The Whitworth campus has been a part of my life for three-plus years. The beautiful green grass, the noble yet understated buildings, the hundreds of trees, varying in species — these are all staples in the memories that I will hold of my days as a Pirate. There is still a large population of trees standing on campus, but estimates of 40-50 fallen trees—mostly the tall ponderosa pines—have surfaced in the days following the wind storm.
As a senior at Whitworth University, it is surreal to see the campus that I know and love in complete destruction. I snapped some photos of my point of view as I arrived on campus Friday morning.
My Day in Photographs:
The first sight as I arrived on campus Friday morning.
The worst damage occurred in the area of The Loop west of the Harriet Cheney Cowles Memorial Library. The Lindaman Center, home to the department of communication studies, philosophy and sociology, was hit hard by two Ponderosas.
Harriet Cheney Cowles Memorial Library was struck by a falling pine as well.
The path that students use to walk to classes in Hawthorne Hall. There are numerous reroutes of walking paths all over the Whitworth campus.
A large pine descended upon the roof of Hawthorne Hall Tuesday night. Although the tree has been cleared from the roof, a prominent branch can still be seen impaling the roofing (top left).
Several other Ponderosa Pines near Hawthorne Hall lost their battle with the wind on Tuesday night.
It is not easy for the Whitworth community to see the Pine Curtain in such a state. Surely the trees that fell will be replaced, but it will take decades for the young trees to fill the shoes of their towering predecessors. However, amidst the chaos and sadness there is a lot to be grateful for. With three significant buildings hit and 40-50 trees down, it is truly a miracle that nobody got hurt.

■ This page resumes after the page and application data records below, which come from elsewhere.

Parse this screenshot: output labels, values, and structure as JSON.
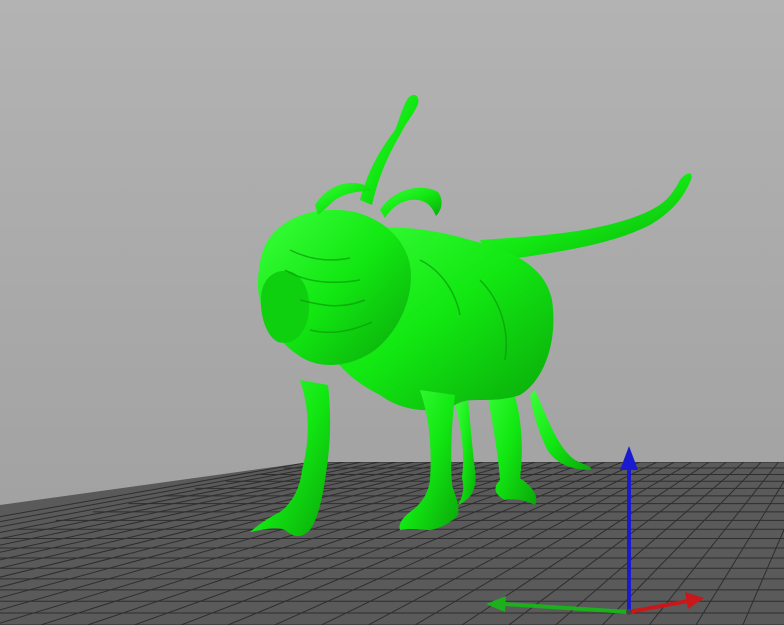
{
  "viewport": {
    "background_top": "#b3b3b3",
    "background_bottom": "#9e9e9e"
  },
  "build_plate": {
    "fill": "#5a5a5a",
    "grid_line": "#2e2e2e"
  },
  "model": {
    "color": "#12e812",
    "shadow": "#0aa80a",
    "highlight": "#4cff4c"
  },
  "axes": {
    "x_color": "#c8181a",
    "y_color": "#1cb01c",
    "z_color": "#1a1ad0"
  }
}
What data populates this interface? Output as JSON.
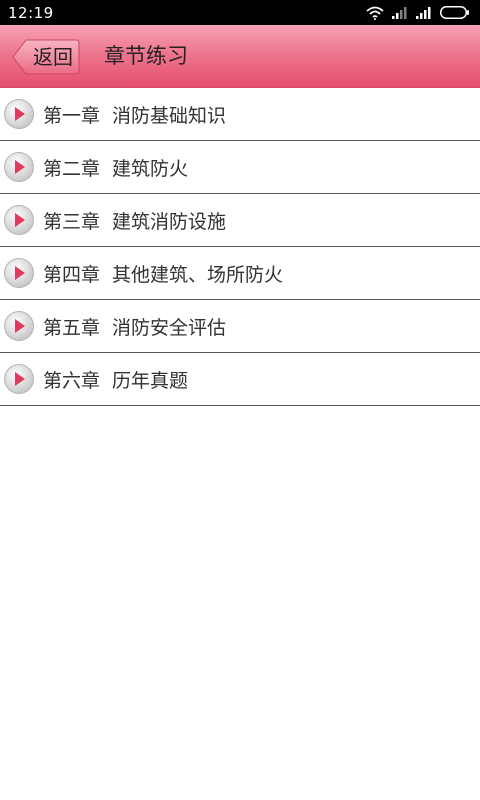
{
  "status_bar": {
    "time": "12:19",
    "icons": [
      "wifi-icon",
      "signal-icon",
      "signal-icon",
      "battery-icon"
    ]
  },
  "header": {
    "back_label": "返回",
    "title": "章节练习"
  },
  "colors": {
    "header_top": "#f7a2b3",
    "header_bottom": "#e64f6d",
    "play_arrow": "#e23a5e",
    "divider": "#555555"
  },
  "chapters": [
    {
      "num": "第一章",
      "title": "消防基础知识",
      "icon": "play-icon"
    },
    {
      "num": "第二章",
      "title": "建筑防火",
      "icon": "play-icon"
    },
    {
      "num": "第三章",
      "title": "建筑消防设施",
      "icon": "play-icon"
    },
    {
      "num": "第四章",
      "title": "其他建筑、场所防火",
      "icon": "play-icon"
    },
    {
      "num": "第五章",
      "title": "消防安全评估",
      "icon": "play-icon"
    },
    {
      "num": "第六章",
      "title": "历年真题",
      "icon": "play-icon"
    }
  ]
}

Classes resumed Thursday thanks to overnight efforts by hired contractors, and university maintenance staff continues to work to clear the fallen trees.